The V6 model, the 300S, has an EPA estimate of 22 mpg. It also has responsive handling and contains more than enough storage space for any extra items you carry around. It also comes with the option to get the AWD drivetrain. 

The V8 version, the 300C, however, only comes with rear-wheel drive. Acceleration times aren’t terribly fast, but they’re quick enough for a large sedan like this one. 

The Touring is the base package, and it runs for an affordable price of $31,000. However, it doesn’t come with too many features that are really useful. The Touring L trim gives you a little more for $35,000. With more advanced features, the Limited trim starts at $40,000.

The 300 is well known for its luxurious interior, at least for the upper trim levels. The 2020 version has padded leather in spots, faux-wood trim that’s hard to distinguish from the real thing, and comfortable heated seats. Even the cloth materials, used in the base trim, are comfortable to sit in. 

Where does it fail to impress?

The Chrysler 300 fails to impress with its 20-inch wheels. The 18-inch wheels that come with the 300C provide the ultimate ride and grip the road well. The 300S, however, has 20-inch wheels that don’t balance the car out very well. The ride isn’t as smooth as what you get with the smaller-sized tires. 

The V8 engine may be a powerhouse and a dream to own, but it comes at an enormous cost. The EPA rating for the powerful motor is only about 16 mpg overall. Not very good for such a powerful motor. If you need a better fuel economy sedan, the 300S offers a much better rating.

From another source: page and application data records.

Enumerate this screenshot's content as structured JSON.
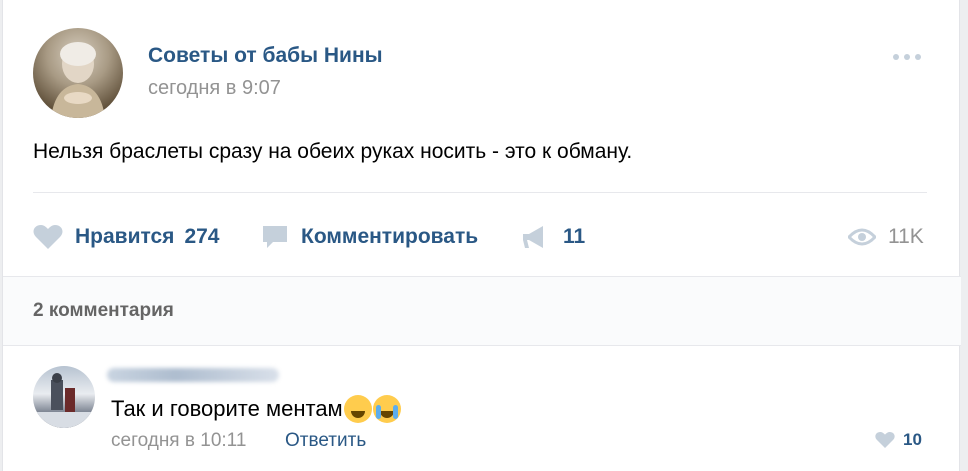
{
  "post": {
    "author": "Советы от бабы Нины",
    "date": "сегодня в 9:07",
    "text": "Нельзя браслеты сразу на обеих руках носить - это к обману.",
    "more_icon": "more-dots-icon"
  },
  "actions": {
    "like_label": "Нравится",
    "like_count": "274",
    "comment_label": "Комментировать",
    "share_count": "11",
    "views_count": "11K"
  },
  "comments": {
    "count_label": "2 комментария",
    "items": [
      {
        "text": "Так и говорите ментам",
        "emojis": [
          "rofl-emoji-icon",
          "crying-emoji-icon"
        ],
        "date": "сегодня в 10:11",
        "reply_label": "Ответить",
        "like_count": "10"
      }
    ]
  },
  "colors": {
    "link": "#2a5885",
    "muted": "#939393",
    "icon": "#c5d0db",
    "background": "#edeef0"
  }
}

Reliability is a little concerning when you look at its history, as shown in the Consumer Reports review. Since production in 2005, the Chrysler 300 has had some problems with the climate system, brakes, and body integrity. There have also been some minor issues with the engines and transmissions, causing a bit of a concern on how reliable the sedan really is. 

Overall, the Chrysler 300 has remained stable over the years. With minor updates and upgrades to the sedan, the 300 is still a solid vehicle that will remain near the top for many more years to come.